Yevgeny Zamyatin’s “We” is an iconic example of a dystopian society that is threatened by individuality. The One State and its inhabitants were a supposed perfect population who had found happiness through conformity and rationality. The citizens of the One State were kept under the watchful eye of the Benefactor as well as his secret police force, the Guardians. In order to eliminate individuality, people were given numbers instead of names (D-503 and I-330), as well as a large sum of rules and regulations to abide by throughout their lives. … Read the rest here
The book We was written by Yevgeny Zamyatin in 1921 in early Soviet Russia. Zamyatin became a Bolshevik in the early 1900’s, working with the Bolsheviks throughout the years leading up to the October Revolution and being exiled multiple times by the Russian government. Zamyatin was an Old Bolshevik and he truly believed that Russian society had to change, so he supported the October Revolution and was present in St. Petersburg when it took place. However, in the years following the October Revolution, the Communist Party began to become more oppressive, primarily regarding censorship.… Read the rest here

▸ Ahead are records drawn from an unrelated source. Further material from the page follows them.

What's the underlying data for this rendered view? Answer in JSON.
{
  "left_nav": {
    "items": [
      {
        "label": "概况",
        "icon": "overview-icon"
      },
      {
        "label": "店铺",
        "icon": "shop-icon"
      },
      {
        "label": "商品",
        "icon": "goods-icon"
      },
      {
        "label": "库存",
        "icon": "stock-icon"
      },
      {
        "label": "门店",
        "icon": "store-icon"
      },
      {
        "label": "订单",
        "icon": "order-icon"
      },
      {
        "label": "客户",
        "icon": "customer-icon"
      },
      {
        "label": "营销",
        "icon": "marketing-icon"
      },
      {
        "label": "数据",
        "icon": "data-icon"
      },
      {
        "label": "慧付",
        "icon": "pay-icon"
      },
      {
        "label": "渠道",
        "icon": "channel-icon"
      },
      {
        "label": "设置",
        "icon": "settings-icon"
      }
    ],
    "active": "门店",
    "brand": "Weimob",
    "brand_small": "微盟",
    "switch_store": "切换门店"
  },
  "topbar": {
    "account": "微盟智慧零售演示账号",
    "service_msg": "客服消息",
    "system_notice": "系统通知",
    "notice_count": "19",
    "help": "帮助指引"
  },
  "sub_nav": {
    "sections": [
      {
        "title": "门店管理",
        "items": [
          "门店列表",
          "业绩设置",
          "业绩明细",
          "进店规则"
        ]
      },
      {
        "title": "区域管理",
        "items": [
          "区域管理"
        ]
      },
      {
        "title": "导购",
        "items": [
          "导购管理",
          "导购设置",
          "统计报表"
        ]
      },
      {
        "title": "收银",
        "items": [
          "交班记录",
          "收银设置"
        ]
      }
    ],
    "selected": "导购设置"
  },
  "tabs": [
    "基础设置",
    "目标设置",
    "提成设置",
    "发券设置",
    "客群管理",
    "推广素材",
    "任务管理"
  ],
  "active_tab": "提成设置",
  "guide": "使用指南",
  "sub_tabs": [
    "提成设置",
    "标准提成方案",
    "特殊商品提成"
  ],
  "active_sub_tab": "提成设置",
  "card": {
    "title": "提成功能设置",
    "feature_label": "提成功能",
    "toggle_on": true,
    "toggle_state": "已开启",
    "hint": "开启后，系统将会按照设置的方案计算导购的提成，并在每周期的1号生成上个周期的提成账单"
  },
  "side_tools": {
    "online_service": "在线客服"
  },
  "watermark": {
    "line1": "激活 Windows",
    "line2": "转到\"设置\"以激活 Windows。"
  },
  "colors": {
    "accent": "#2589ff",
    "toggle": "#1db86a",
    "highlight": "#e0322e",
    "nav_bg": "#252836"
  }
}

While Fascist Italy under Mussolini sought to control its people and implement a new united world of ideas and ways of life in Italy, it did not succeed. Bosworth’s article, “Everyday Mussolinism: Friends, Family, Locality and Violence in Fascist Italy” demonstrated the disunity and corruption under Fascist rule.1 Bosworth cited numerous examples of Fascist leaders who corrupted the system. They reverted to the well known political practices. They appeared almost like American gangsters from the same era.… Read the rest here
The In Sheila Fitzpatrick’s book Everyday Stalinism; Ordinary Life in Extraordinary Times: Soviet Russia in the 1930s, the chapter “A Time of Troubles” analyzes the nature and evolution of the Great Purges of 1937-1938. She introduces the notions of surveillance, when the State monitors its population, and terror, when the population are the target of extreme State violence, and tracks their relationship in the Soviet Union . She writes about how State violence, originally aimed at specific classes, eventually turned inward and escalated due to paranoia and publicity.… Read the rest here
Ian Kershaw’s Totalitarianism Revisited: Nazism and Stalinism in Comparative Perspective applies the modern definition of totalitarianism to Nazism, Fascism, and Stalinism. On the surface level, these three governments appear to be similar in their nature. A powerful figurehead dominating the governments ideologies and fueling the motives at large, while controlling their state with force and surveillance. Kershaw does a good job in pointing out while the term authoritarianism needs to be adjusted based on the evolution of Nazism and Stalinism, the term can be applied to Italy’s, Russia’s, and Germany’s governments spanning from a pre-WWII era to the transition the USSR endured following Stalin’s death, but emphasizes the importance of not losing track of their singularities.… Read the rest here